New York Gov. Kathy Hochul (D) has vetoed a bill that would have allowed the state attorney general and anyone else to sue a pilot, flight department, line service worker, or company employee for creating an “unreasonable level” of rotorcraft noise anywhere in the state—even if the flight operation complied with federal law and regulations. The legislation also would have prohibited the use of the West 30th Street heliport for sightseeing operations.
Hochul cited the “stop the chop” bill’s questionable legality in rendering her decision, noting in her veto statement, “Recent federal case law makes clear that non-federal actors must carefully consider how state and local restrictions interact with federal laws governing aviation and must be attentive to federally mandated processes for enacting policy in this area. Certain elements of this legislation run counter to the federal scheme regulating New York’s airports and airspace. Therefore, I am constrained to veto this bill.”
Her decision was praised by both the Helicopter Association International (HAI) and NBAA.
“We are grateful for the governor’s sound reasoning in vetoing this legislation,” said HAI president and CEO James Viola.
NBAA president and CEO Ed Bolen said, "We thank Governor Hochul for her swift action in vetoing this obstructive bill. In New York, the general aviation industry is responsible for 43,200 jobs and more than $8.6 billion in total economic output, and this proposed legislation would have done great harm to our industry."
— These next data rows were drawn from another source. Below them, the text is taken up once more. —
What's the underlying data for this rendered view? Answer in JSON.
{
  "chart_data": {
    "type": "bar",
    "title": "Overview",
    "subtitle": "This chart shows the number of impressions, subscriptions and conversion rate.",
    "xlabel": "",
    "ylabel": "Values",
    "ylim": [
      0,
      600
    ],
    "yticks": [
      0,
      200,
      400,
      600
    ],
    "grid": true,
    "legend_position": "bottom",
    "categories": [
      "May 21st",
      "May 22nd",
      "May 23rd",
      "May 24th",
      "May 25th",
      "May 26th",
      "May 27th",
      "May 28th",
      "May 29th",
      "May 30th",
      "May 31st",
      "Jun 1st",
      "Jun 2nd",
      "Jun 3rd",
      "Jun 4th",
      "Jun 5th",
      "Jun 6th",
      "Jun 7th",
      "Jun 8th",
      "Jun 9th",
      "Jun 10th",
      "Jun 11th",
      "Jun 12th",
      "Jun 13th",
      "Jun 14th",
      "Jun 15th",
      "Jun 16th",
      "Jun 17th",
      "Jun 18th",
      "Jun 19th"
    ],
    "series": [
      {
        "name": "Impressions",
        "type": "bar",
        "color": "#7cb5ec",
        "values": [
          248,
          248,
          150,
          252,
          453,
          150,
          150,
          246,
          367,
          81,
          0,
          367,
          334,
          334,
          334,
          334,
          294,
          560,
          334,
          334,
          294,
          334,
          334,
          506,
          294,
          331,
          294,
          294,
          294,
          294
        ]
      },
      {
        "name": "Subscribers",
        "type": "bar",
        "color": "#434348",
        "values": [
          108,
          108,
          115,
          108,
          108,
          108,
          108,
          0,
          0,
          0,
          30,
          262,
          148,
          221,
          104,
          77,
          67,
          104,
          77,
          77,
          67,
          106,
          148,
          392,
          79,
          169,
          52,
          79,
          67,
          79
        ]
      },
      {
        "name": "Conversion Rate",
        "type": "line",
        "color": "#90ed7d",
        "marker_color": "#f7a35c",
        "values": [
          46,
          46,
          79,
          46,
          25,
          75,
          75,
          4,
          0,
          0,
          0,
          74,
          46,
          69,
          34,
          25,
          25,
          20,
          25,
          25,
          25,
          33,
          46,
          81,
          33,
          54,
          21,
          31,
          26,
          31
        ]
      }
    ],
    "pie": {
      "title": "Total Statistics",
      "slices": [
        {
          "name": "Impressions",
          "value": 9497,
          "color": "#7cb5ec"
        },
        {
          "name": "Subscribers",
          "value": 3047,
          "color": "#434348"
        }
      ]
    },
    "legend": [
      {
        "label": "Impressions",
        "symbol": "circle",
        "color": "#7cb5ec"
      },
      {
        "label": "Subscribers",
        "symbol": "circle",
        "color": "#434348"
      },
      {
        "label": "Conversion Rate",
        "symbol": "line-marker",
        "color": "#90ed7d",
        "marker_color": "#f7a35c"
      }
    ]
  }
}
Both Viola and Bolen also thanked their respective memberships for actively fighting the legislation. “HAI applauds the efforts of the businesses and individuals in the vertical aviation industry who took the time to send messages expressing their opposition to the bill to Governor Hochul. Elected officials pay attention when they hear from their voters,” said Viola.